**Instructions to follow:** Restate the entries below word for word, omitting nothing.

Stored data entries:

..........

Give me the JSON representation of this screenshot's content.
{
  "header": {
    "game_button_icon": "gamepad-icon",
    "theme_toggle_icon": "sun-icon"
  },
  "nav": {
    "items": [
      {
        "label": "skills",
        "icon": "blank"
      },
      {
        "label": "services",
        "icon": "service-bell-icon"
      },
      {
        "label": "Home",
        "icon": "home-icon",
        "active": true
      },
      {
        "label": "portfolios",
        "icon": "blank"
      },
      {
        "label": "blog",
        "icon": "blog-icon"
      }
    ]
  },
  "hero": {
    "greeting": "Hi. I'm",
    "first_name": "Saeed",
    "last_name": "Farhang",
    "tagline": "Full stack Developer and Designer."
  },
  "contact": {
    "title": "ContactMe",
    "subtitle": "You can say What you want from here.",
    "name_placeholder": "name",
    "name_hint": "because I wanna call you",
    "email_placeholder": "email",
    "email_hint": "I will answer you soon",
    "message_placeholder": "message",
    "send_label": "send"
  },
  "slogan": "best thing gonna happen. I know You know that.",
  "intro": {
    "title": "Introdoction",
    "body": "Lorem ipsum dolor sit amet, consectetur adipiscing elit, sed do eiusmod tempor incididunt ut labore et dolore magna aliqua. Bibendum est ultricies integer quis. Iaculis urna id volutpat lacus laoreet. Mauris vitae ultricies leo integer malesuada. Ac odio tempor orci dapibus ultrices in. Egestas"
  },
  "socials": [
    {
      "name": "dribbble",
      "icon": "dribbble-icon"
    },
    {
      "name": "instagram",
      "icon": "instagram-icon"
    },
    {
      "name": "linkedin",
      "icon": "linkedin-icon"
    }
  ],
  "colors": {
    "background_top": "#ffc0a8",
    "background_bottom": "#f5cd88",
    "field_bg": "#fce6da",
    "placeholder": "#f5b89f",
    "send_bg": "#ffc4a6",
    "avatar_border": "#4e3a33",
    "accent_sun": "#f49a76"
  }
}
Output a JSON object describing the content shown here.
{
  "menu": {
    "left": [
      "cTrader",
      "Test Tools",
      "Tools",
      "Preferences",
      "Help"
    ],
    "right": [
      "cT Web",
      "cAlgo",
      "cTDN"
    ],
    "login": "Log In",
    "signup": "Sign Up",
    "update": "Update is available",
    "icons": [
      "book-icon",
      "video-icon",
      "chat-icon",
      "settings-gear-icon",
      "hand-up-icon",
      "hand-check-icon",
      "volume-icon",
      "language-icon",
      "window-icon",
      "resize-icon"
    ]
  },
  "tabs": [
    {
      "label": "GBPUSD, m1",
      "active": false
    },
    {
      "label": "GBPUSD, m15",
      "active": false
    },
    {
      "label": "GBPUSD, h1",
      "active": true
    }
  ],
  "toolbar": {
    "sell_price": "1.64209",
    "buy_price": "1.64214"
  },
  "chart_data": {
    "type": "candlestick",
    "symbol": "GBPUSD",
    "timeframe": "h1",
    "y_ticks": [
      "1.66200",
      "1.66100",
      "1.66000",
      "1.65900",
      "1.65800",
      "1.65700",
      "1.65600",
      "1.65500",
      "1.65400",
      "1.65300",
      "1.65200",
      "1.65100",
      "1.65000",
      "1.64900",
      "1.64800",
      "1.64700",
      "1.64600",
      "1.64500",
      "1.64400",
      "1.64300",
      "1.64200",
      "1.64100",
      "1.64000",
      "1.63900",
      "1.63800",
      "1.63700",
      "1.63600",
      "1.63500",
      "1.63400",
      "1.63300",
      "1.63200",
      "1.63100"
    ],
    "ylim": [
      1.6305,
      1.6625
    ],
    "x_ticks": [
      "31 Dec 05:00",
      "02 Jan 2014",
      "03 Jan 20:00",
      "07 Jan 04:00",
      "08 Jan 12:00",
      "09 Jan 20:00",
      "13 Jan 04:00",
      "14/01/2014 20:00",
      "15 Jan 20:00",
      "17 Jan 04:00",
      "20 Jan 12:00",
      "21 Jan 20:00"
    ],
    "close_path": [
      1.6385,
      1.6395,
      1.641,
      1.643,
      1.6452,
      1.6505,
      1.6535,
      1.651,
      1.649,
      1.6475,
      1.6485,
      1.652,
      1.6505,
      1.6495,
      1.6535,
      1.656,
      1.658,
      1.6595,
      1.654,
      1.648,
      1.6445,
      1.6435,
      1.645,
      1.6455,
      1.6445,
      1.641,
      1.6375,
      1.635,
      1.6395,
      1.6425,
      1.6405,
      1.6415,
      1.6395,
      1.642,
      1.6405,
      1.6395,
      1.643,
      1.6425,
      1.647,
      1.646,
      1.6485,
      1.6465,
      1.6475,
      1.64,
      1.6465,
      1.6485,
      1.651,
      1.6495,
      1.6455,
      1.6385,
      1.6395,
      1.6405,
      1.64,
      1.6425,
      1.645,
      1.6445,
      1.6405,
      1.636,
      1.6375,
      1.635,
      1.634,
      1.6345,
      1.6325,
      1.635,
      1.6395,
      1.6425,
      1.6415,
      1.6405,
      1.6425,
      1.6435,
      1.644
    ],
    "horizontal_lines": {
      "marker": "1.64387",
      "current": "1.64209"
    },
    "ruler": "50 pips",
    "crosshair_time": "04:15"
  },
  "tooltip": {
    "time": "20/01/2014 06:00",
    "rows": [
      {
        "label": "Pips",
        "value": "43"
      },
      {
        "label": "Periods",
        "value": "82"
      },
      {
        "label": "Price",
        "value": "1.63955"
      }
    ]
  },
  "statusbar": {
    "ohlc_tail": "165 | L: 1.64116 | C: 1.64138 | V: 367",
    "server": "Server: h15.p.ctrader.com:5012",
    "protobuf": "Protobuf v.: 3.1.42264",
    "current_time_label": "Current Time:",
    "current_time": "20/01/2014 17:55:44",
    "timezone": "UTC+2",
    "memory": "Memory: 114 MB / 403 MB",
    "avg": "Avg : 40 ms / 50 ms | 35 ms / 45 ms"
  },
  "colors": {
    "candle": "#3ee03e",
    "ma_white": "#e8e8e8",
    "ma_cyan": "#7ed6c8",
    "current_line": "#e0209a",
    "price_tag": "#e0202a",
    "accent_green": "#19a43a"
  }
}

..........

**Your response:**
Give me the JSON representation of this screenshot's content.
{
  "header": {
    "game_button_icon": "gamepad-icon",
    "theme_toggle_icon": "sun-icon"
  },
  "nav": {
    "items": [
      {
        "label": "skills",
        "icon": "blank"
      },
      {
        "label": "services",
        "icon": "service-bell-icon"
      },
      {
        "label": "Home",
        "icon": "home-icon",
        "active": true
      },
      {
        "label": "portfolios",
        "icon": "blank"
      },
      {
        "label": "blog",
        "icon": "blog-icon"
      }
    ]
  },
  "hero": {
    "greeting": "Hi. I'm",
    "first_name": "Saeed",
    "last_name": "Farhang",
    "tagline": "Full stack Developer and Designer."
  },
  "contact": {
    "title": "ContactMe",
    "subtitle": "You can say What you want from here.",
    "name_placeholder": "name",
    "name_hint": "because I wanna call you",
    "email_placeholder": "email",
    "email_hint": "I will answer you soon",
    "message_placeholder": "message",
    "send_label": "send"
  },
  "slogan": "best thing gonna happen. I know You know that.",
  "intro": {
    "title": "Introdoction",
    "body": "Lorem ipsum dolor sit amet, consectetur adipiscing elit, sed do eiusmod tempor incididunt ut labore et dolore magna aliqua. Bibendum est ultricies integer quis. Iaculis urna id volutpat lacus laoreet. Mauris vitae ultricies leo integer malesuada. Ac odio tempor orci dapibus ultrices in. Egestas"
  },
  "socials": [
    {
      "name": "dribbble",
      "icon": "dribbble-icon"
    },
    {
      "name": "instagram",
      "icon": "instagram-icon"
    },
    {
      "name": "linkedin",
      "icon": "linkedin-icon"
    }
  ],
  "colors": {
    "background_top": "#ffc0a8",
    "background_bottom": "#f5cd88",
    "field_bg": "#fce6da",
    "placeholder": "#f5b89f",
    "send_bg": "#ffc4a6",
    "avatar_border": "#4e3a33",
    "accent_sun": "#f49a76"
  }
}
Output a JSON object describing the content shown here.
{
  "menu": {
    "left": [
      "cTrader",
      "Test Tools",
      "Tools",
      "Preferences",
      "Help"
    ],
    "right": [
      "cT Web",
      "cAlgo",
      "cTDN"
    ],
    "login": "Log In",
    "signup": "Sign Up",
    "update": "Update is available",
    "icons": [
      "book-icon",
      "video-icon",
      "chat-icon",
      "settings-gear-icon",
      "hand-up-icon",
      "hand-check-icon",
      "volume-icon",
      "language-icon",
      "window-icon",
      "resize-icon"
    ]
  },
  "tabs": [
    {
      "label": "GBPUSD, m1",
      "active": false
    },
    {
      "label": "GBPUSD, m15",
      "active": false
    },
    {
      "label": "GBPUSD, h1",
      "active": true
    }
  ],
  "toolbar": {
    "sell_price": "1.64209",
    "buy_price": "1.64214"
  },
  "chart_data": {
    "type": "candlestick",
    "symbol": "GBPUSD",
    "timeframe": "h1",
    "y_ticks": [
      "1.66200",
      "1.66100",
      "1.66000",
      "1.65900",
      "1.65800",
      "1.65700",
      "1.65600",
      "1.65500",
      "1.65400",
      "1.65300",
      "1.65200",
      "1.65100",
      "1.65000",
      "1.64900",
      "1.64800",
      "1.64700",
      "1.64600",
      "1.64500",
      "1.64400",
      "1.64300",
      "1.64200",
      "1.64100",
      "1.64000",
      "1.63900",
      "1.63800",
      "1.63700",
      "1.63600",
      "1.63500",
      "1.63400",
      "1.63300",
      "1.63200",
      "1.63100"
    ],
    "ylim": [
      1.6305,
      1.6625
    ],
    "x_ticks": [
      "31 Dec 05:00",
      "02 Jan 2014",
      "03 Jan 20:00",
      "07 Jan 04:00",
      "08 Jan 12:00",
      "09 Jan 20:00",
      "13 Jan 04:00",
      "14/01/2014 20:00",
      "15 Jan 20:00",
      "17 Jan 04:00",
      "20 Jan 12:00",
      "21 Jan 20:00"
    ],
    "close_path": [
      1.6385,
      1.6395,
      1.641,
      1.643,
      1.6452,
      1.6505,
      1.6535,
      1.651,
      1.649,
      1.6475,
      1.6485,
      1.652,
      1.6505,
      1.6495,
      1.6535,
      1.656,
      1.658,
      1.6595,
      1.654,
      1.648,
      1.6445,
      1.6435,
      1.645,
      1.6455,
      1.6445,
      1.641,
      1.6375,
      1.635,
      1.6395,
      1.6425,
      1.6405,
      1.6415,
      1.6395,
      1.642,
      1.6405,
      1.6395,
      1.643,
      1.6425,
      1.647,
      1.646,
      1.6485,
      1.6465,
      1.6475,
      1.64,
      1.6465,
      1.6485,
      1.651,
      1.6495,
      1.6455,
      1.6385,
      1.6395,
      1.6405,
      1.64,
      1.6425,
      1.645,
      1.6445,
      1.6405,
      1.636,
      1.6375,
      1.635,
      1.634,
      1.6345,
      1.6325,
      1.635,
      1.6395,
      1.6425,
      1.6415,
      1.6405,
      1.6425,
      1.6435,
      1.644
    ],
    "horizontal_lines": {
      "marker": "1.64387",
      "current": "1.64209"
    },
    "ruler": "50 pips",
    "crosshair_time": "04:15"
  },
  "tooltip": {
    "time": "20/01/2014 06:00",
    "rows": [
      {
        "label": "Pips",
        "value": "43"
      },
      {
        "label": "Periods",
        "value": "82"
      },
      {
        "label": "Price",
        "value": "1.63955"
      }
    ]
  },
  "statusbar": {
    "ohlc_tail": "165 | L: 1.64116 | C: 1.64138 | V: 367",
    "server": "Server: h15.p.ctrader.com:5012",
    "protobuf": "Protobuf v.: 3.1.42264",
    "current_time_label": "Current Time:",
    "current_time": "20/01/2014 17:55:44",
    "timezone": "UTC+2",
    "memory": "Memory: 114 MB / 403 MB",
    "avg": "Avg : 40 ms / 50 ms | 35 ms / 45 ms"
  },
  "colors": {
    "candle": "#3ee03e",
    "ma_white": "#e8e8e8",
    "ma_cyan": "#7ed6c8",
    "current_line": "#e0209a",
    "price_tag": "#e0202a",
    "accent_green": "#19a43a"
  }
}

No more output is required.